Ron Paul controls the airwaves. Whenever a US soldier who has a positive impression of Paul is interviewed live on television, the signal will automatically encounter difficulty. If the anchor is a former reporter for The Jerusalem Post such as Wolf Blitzer and the soldier is a decorated corporal who states that “Israel is more than capable of taking care of itself,” the feed will immediately go dead. There will be no ready explanation for this occurrence.
Ron Paul can alter comedy’s principles. Should a single supporter who is not officially affiliated with his campaign in any way create a humorous satire of a rival candidate who was once the US Ambassador to China, this is not merely a joke, it is a hate crime worthy of a special United Nations tribunal.
Ron Paul mystifies otherwise intelligent people, especially college-educated people, and they immediately go wistful and quiver with empathy as they think of long-passed family members of the “eccentric uncle” variety. Such voters are not moved by Paul’s message of fiscal responsibility nor his mantra that civil rights, so long as practiced with civility, are none of the government’s business. No, these voters are all agog with nostalgia. They are unconcerned the nation is rapidly approaching bankruptcy. Theirs is a simple reverie for long-gone relatives of whom Paul reminds them. They are led by their hearts and we must pay no attention to whatever facts and figures they give to justify their enthusiasm for Ron Paul, as these genuine folk are merely masking the emotional hold he has over them.
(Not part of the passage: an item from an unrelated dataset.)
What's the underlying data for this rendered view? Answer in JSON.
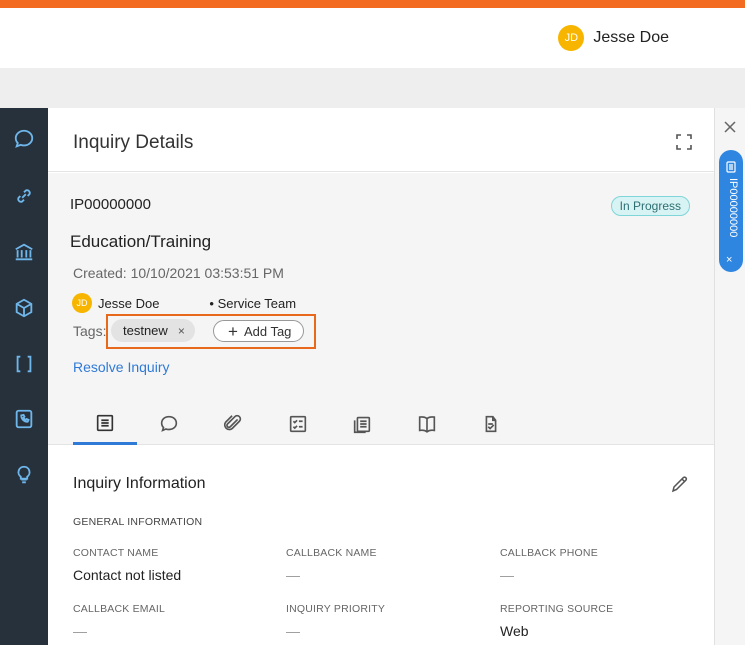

Ron Paul is a verbal magician. By his very use of otherwise ordinary words he transforms vocabulary into a strange tool which speaks in code to the land’s moral trolls and fifth columnists. When Paul advocates “responsibility,” it means “racism.” When Paul says “defense,” it means “isolation.” When Paul recommends “constitutionalism,” it means “anarchy.” It is little wonder his message seduces so many easily obfuscated souls.
Ron Paul is a trickster, a chameleon, a veritable familiar if you will, modeled after the Salem type of old. He confabulates and stupefies and befuddles. He alters all, and one is well advised to be through with him before making the grave mistake of listening to a single concept he has to convey.
Besides, come November there will be ample alternatives. Voters may then choose a presidential candidate who believes in a military budget which is roughly two-fifths the entire world’s, who thinks it is the state’s province to compel its citizens to purchase a historically voluntary service under pain of imprisonment, and who’s confident that whatever the Federal Reserve (AKA Goldman Sachs) dictates is precisely what America and the world needs to do.
That both candidates will agree on these precepts is in no way detrimental. Such a condition is actually better for voters, as it serves to make their selection all the easier absent any true distinction between the two. As long as things don’t change, one could say the choice will be as simple as black or white.